9) Winston’s touchdown throw to Ermon Lane was another unbelievable throw on the heels of a questionable decision. Winston doesn’t seem to have seen the “robber” in the middle of the field and threw as though he were seeing standard man-under coverage. But the throw was so perfect it didn’t matter. Quarterbacks are taught to put the ball right past the trailing linebacker’s helmet (since he can’t look back to see it), and Winston put it about two feet behind the helmet—by putting it on the back side, he took any front side coverage out of the play, which is why Louisville’s two coverage players ran into each other. Winston may be the only QB in the country who could have made that throw in that situation.

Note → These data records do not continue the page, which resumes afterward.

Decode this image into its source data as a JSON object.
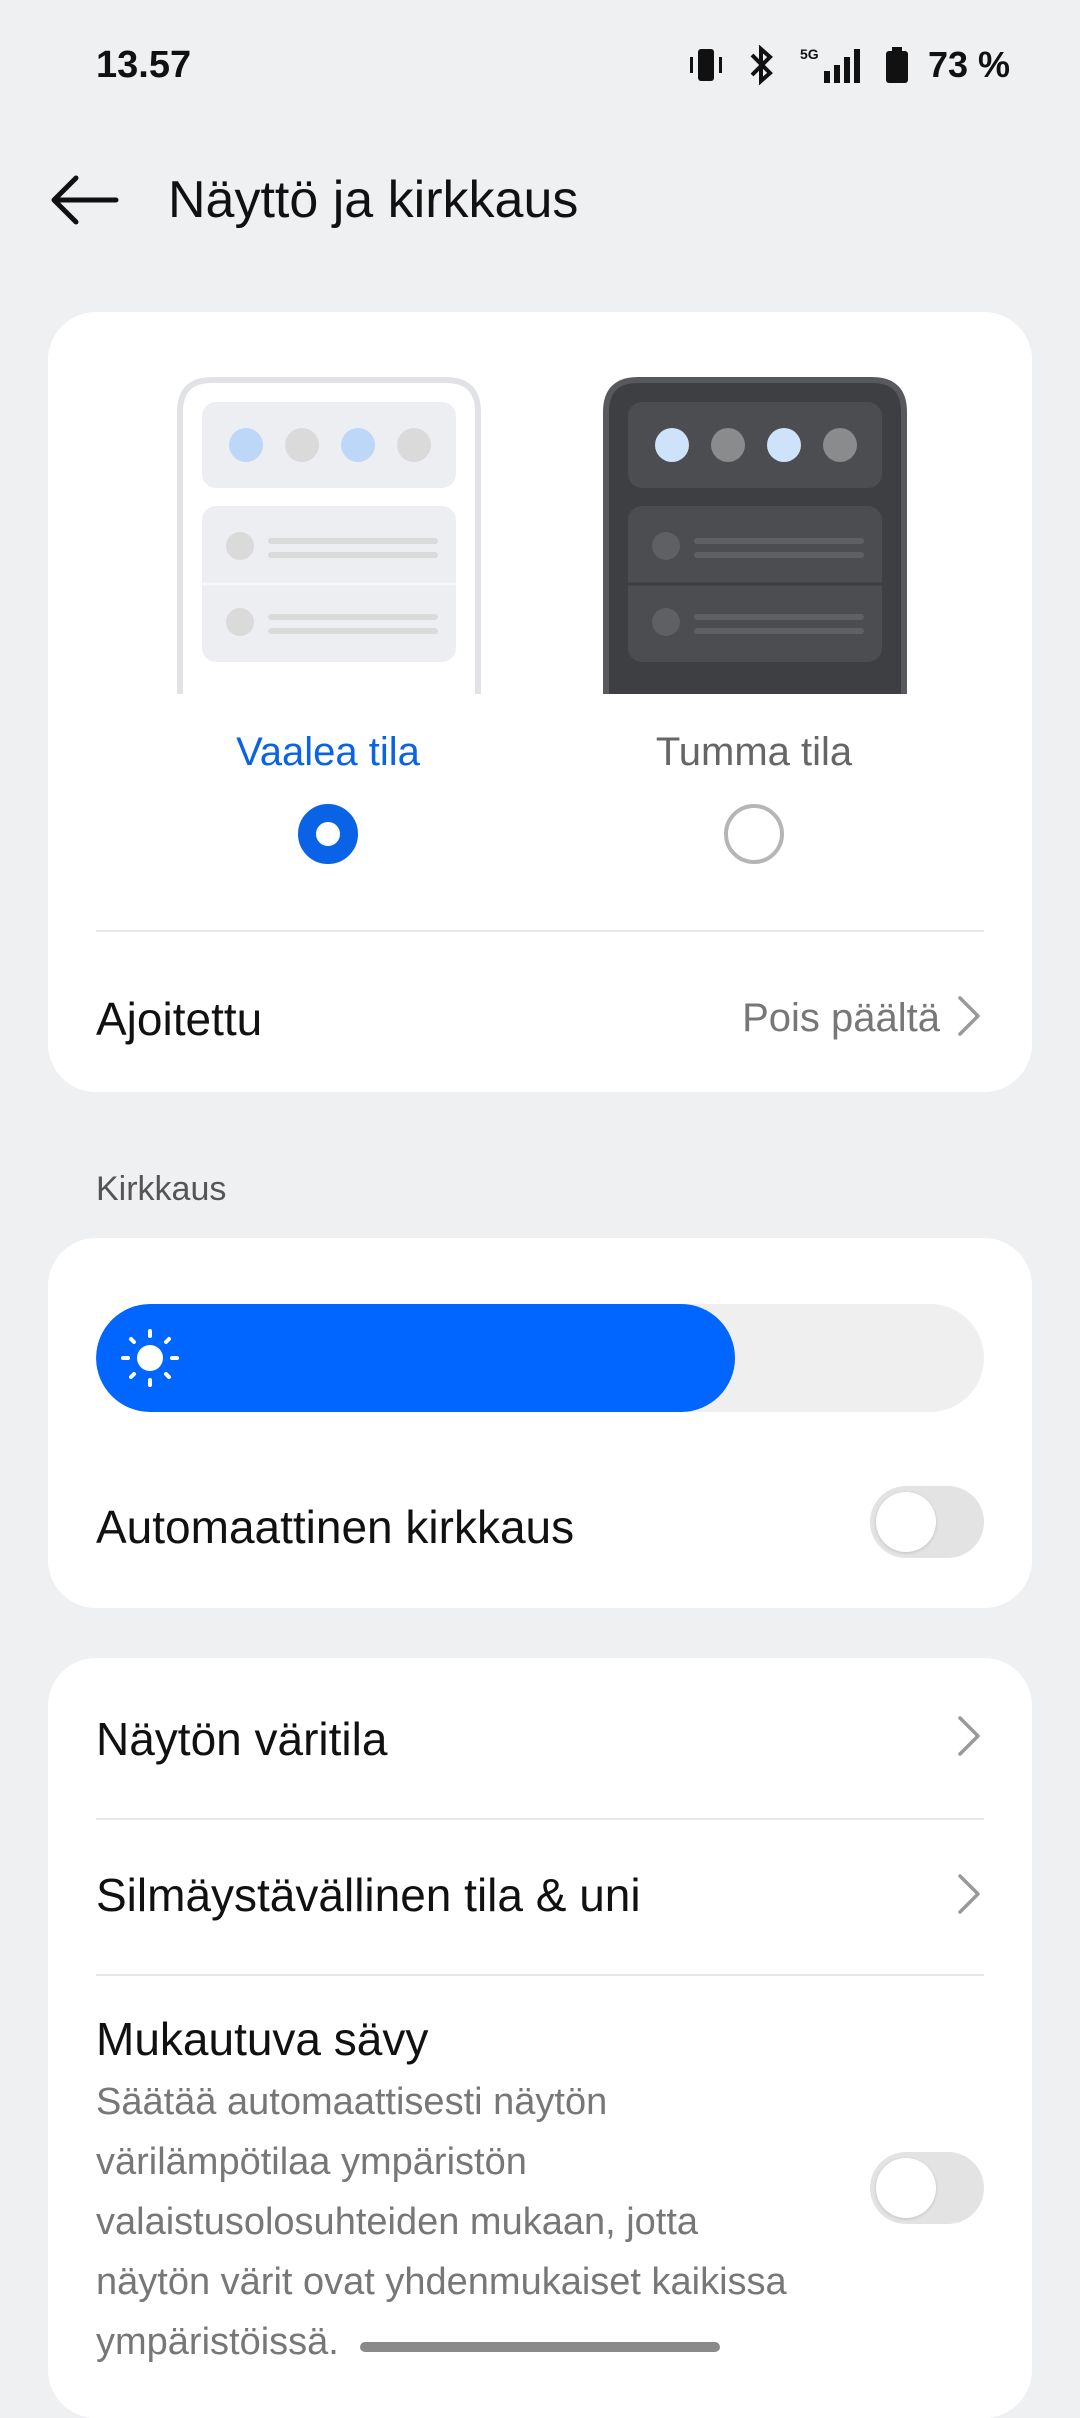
{
  "status_bar": {
    "time": "13.57",
    "battery": "73 %",
    "network": "5G"
  },
  "header": {
    "title": "Näyttö ja kirkkaus"
  },
  "theme": {
    "light_label": "Vaalea tila",
    "dark_label": "Tumma tila",
    "selected": "light",
    "scheduled_label": "Ajoitettu",
    "scheduled_value": "Pois päältä"
  },
  "brightness": {
    "section_label": "Kirkkaus",
    "level_percent": 72,
    "auto_label": "Automaattinen kirkkaus",
    "auto_enabled": false
  },
  "display": {
    "color_mode_label": "Näytön väritila",
    "eye_comfort_label": "Silmäystävällinen tila & uni",
    "adaptive_tone_label": "Mukautuva sävy",
    "adaptive_tone_desc": "Säätää automaattisesti näytön värilämpötilaa ympäristön valaistusolosuhteiden mukaan, jotta näytön värit ovat yhdenmukaiset kaikissa ympäristöissä.",
    "adaptive_tone_enabled": false
  },
  "colors": {
    "accent": "#0a63e6",
    "slider_fill": "#0066ff",
    "background": "#eff0f2"
  }
}
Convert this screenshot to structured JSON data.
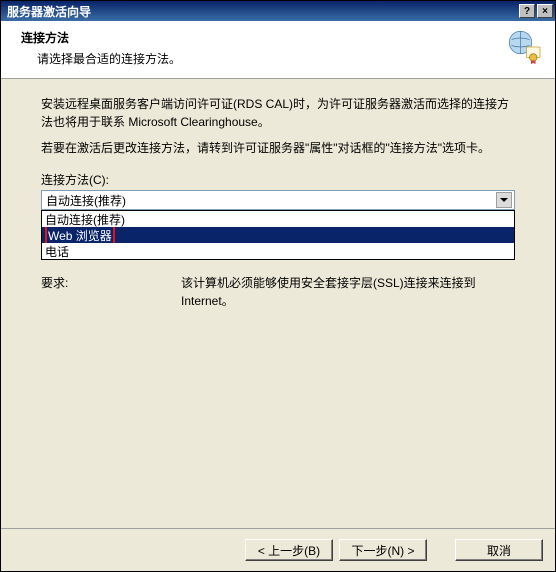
{
  "titlebar": {
    "title": "服务器激活向导",
    "close": "×",
    "help": "?"
  },
  "header": {
    "title": "连接方法",
    "subtitle": "请选择最合适的连接方法。"
  },
  "body": {
    "p1": "安装远程桌面服务客户端访问许可证(RDS CAL)时，为许可证服务器激活而选择的连接方法也将用于联系 Microsoft Clearinghouse。",
    "p2": "若要在激活后更改连接方法，请转到许可证服务器\"属性\"对话框的\"连接方法\"选项卡。",
    "combo_label": "连接方法(C):",
    "combo_selected": "自动连接(推荐)",
    "options": [
      "自动连接(推荐)",
      "Web 浏览器",
      "电话"
    ],
    "req_label": "要求:",
    "req_text": "该计算机必须能够使用安全套接字层(SSL)连接来连接到 Internet。"
  },
  "footer": {
    "back": "< 上一步(B)",
    "next": "下一步(N) >",
    "cancel": "取消"
  }
}
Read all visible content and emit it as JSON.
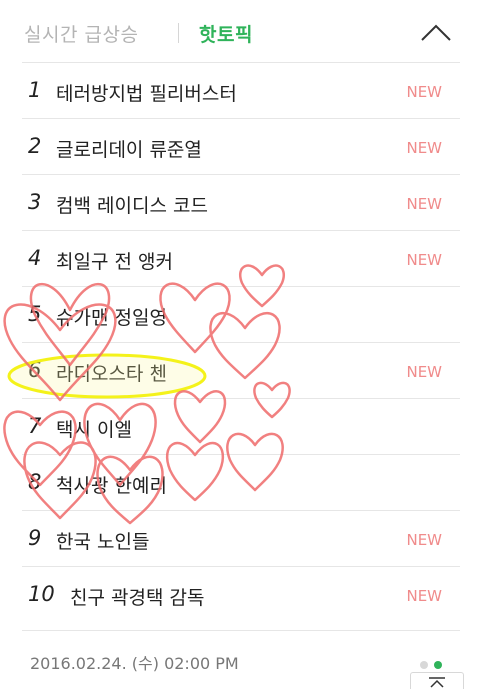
{
  "tabs": {
    "realtime_label": "실시간 급상승",
    "hot_label": "핫토픽"
  },
  "colors": {
    "active_tab": "#2fb35a",
    "new_badge": "#f08b8b",
    "highlight": "#f4f21a",
    "doodle": "#ef6b6b",
    "dot_inactive": "#d8d8d8",
    "dot_active": "#2fb35a"
  },
  "icons": {
    "collapse": "chevron-up-icon",
    "to_top": "to-top-icon"
  },
  "items": [
    {
      "rank": "1",
      "keyword": "테러방지법 필리버스터",
      "badge": "NEW"
    },
    {
      "rank": "2",
      "keyword": "글로리데이 류준열",
      "badge": "NEW"
    },
    {
      "rank": "3",
      "keyword": "컴백 레이디스 코드",
      "badge": "NEW"
    },
    {
      "rank": "4",
      "keyword": "최일구 전 앵커",
      "badge": "NEW"
    },
    {
      "rank": "5",
      "keyword": "슈가맨 정일영",
      "badge": ""
    },
    {
      "rank": "6",
      "keyword": "라디오스타 첸",
      "badge": "NEW"
    },
    {
      "rank": "7",
      "keyword": "택시 이엘",
      "badge": ""
    },
    {
      "rank": "8",
      "keyword": "척사광 한예리",
      "badge": ""
    },
    {
      "rank": "9",
      "keyword": "한국 노인들",
      "badge": "NEW"
    },
    {
      "rank": "10",
      "keyword": "친구 곽경택 감독",
      "badge": "NEW"
    }
  ],
  "footer": {
    "timestamp": "2016.02.24. (수) 02:00 PM",
    "page_count": 2,
    "active_page": 2
  }
}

10) FSU’s corners were terrific in the second half. They weren’t bad in the first half, either, despite DeVante Parker’s big outing. You can’t stop a perfect route and a perfect throw, but they forced everything to be perfect. In the second half, they didn’t even give those opportunities. Ronald Darby’s defense and near-interception of a Parker quick slant in the second half showed why he may be the first cornerback off the board in the next NFL draft.
11) As banged up as FSU’s offensive line was and despite Hoefeld’s struggles, FSU had surprising success on the ground against the Cardinals. Both Karlos Williams and Dalvin Cook ran extremely well. I actually thought Williams ran better than Cook on the whole as he got the tough yards early, though Cook’s two long scores showed why he was such a highly regarded recruit coming out of high school. The offensive line is starting to find its stride on the outside zone again, which could make this team much better down the stretch.
12) The FSU defense is getting more criticism than it deserves. Of 21 first-half points, 14 were off turnovers. It held Louisville to 10 points in the second half and 1-11 on third down. The defense has bent more than last year's dominant unit, but it's by no means a major weakness. Without question the defense needs to develop more depth up front, but it's still awfully good when the chips are down.
The Opening: Jacques Patrick Highlights
\r\nThe Opening: Jacques Patrick Highlights